Margaret Cuthill, National Co-ordinator, Abortion Recovery Care and Help-line.
'As a support Group working in the area of Abortion Recovery and Post Abortion Trauma Education for 20 years, we are encouraged by the High Court Judgement not to alter the provision of the 1967 Abortion Act to allow Early Medical Abortion to occur in women's homes.
Abortion is not good medicine for women and does damage the emotional and psychological lives of those in crisis that make this decision. Every woman is impacted by the pregnancy loss but this procedure adds another mentally traumatic dimension to the abortion process.
Women in the crisis pregnancy are vulnerable and will react from fear and panic wanting to be un-pregnant. To be offered a bedroom abortion is an emotional get out clause many in ignorance will choose but it is really an abuse too far and will add to the trauma of guilt and grief they may experience at some future stage in life.
BPAS say they are concerned for the woman whose symptoms may begin on the journey back from the clinic. There is no substance to this concern or reliable studies to back up this statement but I am appalled that they are not concerned for the woman who is in her home, in pain, bleeding and struggling with the choice she has made. Where is the concern then for not only women's physical safety but their psychological health and well-being?'
Forgotten Fathers and Their Unforgettable Children
8th June 2010
This month we celebrate Father's Day in the UK. On a day we celebrate, honor and remember our fathers, there will be many men who will be forgotten, overlooked or silently grieving: men who have been involved in or lost a child to abortion.
While researchers and mental health professionals are beginning to understand the many ways in which abortion exploits and harms women, the field of research and outreach to men hurt by abortion is only beginning to be explored. Some of the available research offers insights from those who work with men and men who have been there.
In the early 1970s, Arthur Shostak accompanied his partner to a well-groomed suburban abortion clinic. They had both agreed abortion was best. But sitting in the waiting room proved to be a "bruising experience." By the time he left the clinic, he was shocked by about how deeply disturbed he had become.
A professor of sociology at Drexel University in Philadelphia, Shostak spent the subsequent ten years studying the abortion experience of men. His study included a survey of 1,000 men who accompanied their wives or girlfriends to abortion clinics.
Shostak's study was published in a book, Men and Abortion: Lessons, Losses and Love, in 1984. The value of this study is limited to reporting mostly the short term reactions of men to the pregnancy and the decision to abort. In addition, because of the selection process, this study did not reflect the attitudes or experiences of men who did not accompany their partners to the abortion clinic--which could be because they were unaware of the pregnancy and abortion, because they were casual or unsupportive partners, or because they were opposed to the abortion.
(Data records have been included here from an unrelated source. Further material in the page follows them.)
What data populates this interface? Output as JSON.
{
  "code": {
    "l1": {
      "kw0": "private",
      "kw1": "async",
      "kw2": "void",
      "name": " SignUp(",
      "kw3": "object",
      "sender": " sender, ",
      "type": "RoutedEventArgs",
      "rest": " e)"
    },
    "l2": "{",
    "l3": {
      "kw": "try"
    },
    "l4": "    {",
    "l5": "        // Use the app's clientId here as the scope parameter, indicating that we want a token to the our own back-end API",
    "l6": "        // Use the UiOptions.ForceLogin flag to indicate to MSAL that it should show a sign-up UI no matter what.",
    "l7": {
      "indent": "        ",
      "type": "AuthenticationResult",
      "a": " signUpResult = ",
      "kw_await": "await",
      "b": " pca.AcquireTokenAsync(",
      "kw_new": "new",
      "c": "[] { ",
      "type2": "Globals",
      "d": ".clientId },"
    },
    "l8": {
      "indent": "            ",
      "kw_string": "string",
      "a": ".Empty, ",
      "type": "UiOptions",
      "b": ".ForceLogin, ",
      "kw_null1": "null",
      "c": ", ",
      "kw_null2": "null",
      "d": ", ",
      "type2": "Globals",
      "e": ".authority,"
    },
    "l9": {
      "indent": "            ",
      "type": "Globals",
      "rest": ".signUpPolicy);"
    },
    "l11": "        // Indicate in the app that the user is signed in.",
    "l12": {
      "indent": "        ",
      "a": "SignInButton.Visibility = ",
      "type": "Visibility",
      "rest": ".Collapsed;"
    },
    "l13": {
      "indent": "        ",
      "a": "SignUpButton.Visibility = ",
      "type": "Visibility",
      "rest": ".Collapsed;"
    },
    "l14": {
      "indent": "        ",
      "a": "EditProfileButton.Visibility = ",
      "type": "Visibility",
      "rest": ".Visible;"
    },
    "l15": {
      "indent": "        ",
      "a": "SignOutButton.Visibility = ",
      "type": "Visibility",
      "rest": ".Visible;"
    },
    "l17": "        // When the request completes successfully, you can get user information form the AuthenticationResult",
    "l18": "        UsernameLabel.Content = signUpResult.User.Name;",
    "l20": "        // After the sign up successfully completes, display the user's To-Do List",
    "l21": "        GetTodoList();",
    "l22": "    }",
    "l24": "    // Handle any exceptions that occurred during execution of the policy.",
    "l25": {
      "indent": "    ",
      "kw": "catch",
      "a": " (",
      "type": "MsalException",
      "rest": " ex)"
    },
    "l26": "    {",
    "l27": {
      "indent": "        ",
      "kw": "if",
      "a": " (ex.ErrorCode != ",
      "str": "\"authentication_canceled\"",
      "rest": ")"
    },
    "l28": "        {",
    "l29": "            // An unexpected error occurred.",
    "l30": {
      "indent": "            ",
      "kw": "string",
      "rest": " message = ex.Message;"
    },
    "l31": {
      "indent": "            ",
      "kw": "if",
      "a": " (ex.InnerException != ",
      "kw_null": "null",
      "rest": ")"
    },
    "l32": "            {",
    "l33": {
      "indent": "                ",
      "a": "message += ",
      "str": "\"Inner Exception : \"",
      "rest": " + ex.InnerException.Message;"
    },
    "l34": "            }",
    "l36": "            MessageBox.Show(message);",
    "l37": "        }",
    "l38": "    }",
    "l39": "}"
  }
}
Despite these significant limitations, Shostak's study, using the largest group of men ever surveyed about their abortions, is still the benchmark study in this understudied field.
Shostak reported that the majority of the men surveyed in clinic waiting rooms felt isolated, angry at their partners or themselves, and were concerned about the physical and emotional damage abortion might cause their partner.
"That Day Ripped My Gut Out" One Man's Story of Abortion
8th June 2010
For every woman who has had an abortion a man has been involved. For me it was two abortions.
I think that because we live in such a visual world where we can't see the baby from conception, it just doesn't seem real. I know this may seem like a simple analogy, but ... we cannot see corn that was just planted; yet, that doesn't make it any less a vegetable.
My story begins at 16 when I heard that first "I'm pregnant" from my girlfriend.
Marie Stopes International will be broadcasting its advertisement for abortions from 24 May 2010 onwards on television and radio. These adverts are targeting any woman faced with an un-planned pregnancy and particularly young girls and their parents.
The crisis within an unplanned pregnancy, especially for the young, is huge and their instinctive reaction is to solve the problem. Become unpregnant, have an abortion and life will get back to normal.
The reality of abortion is that one problem may be exchanged for another problem that can never be changed. It is a death experience, it is final, there is no turning back. It can involve feelings of guilt, grief, loss and remorse, feelings that may affect the future quality of life for the many that make this decision. They may live either justifying what has happened or in the emotional pain of remorse and unresolved grief.
Although Marie Stopes states that it is a non-profit making organisation, they do have a vested financial interest in the provision and promotion of their abortion services.
Abortion Recovery Care and Helpline have been involved in the recovery process of thousands of women over 20 years of counselling support in the UK. Post Abortion Trauma is real; the women who hurt are real and the impact of the death of their unborn children is the decision most would wish they had never made.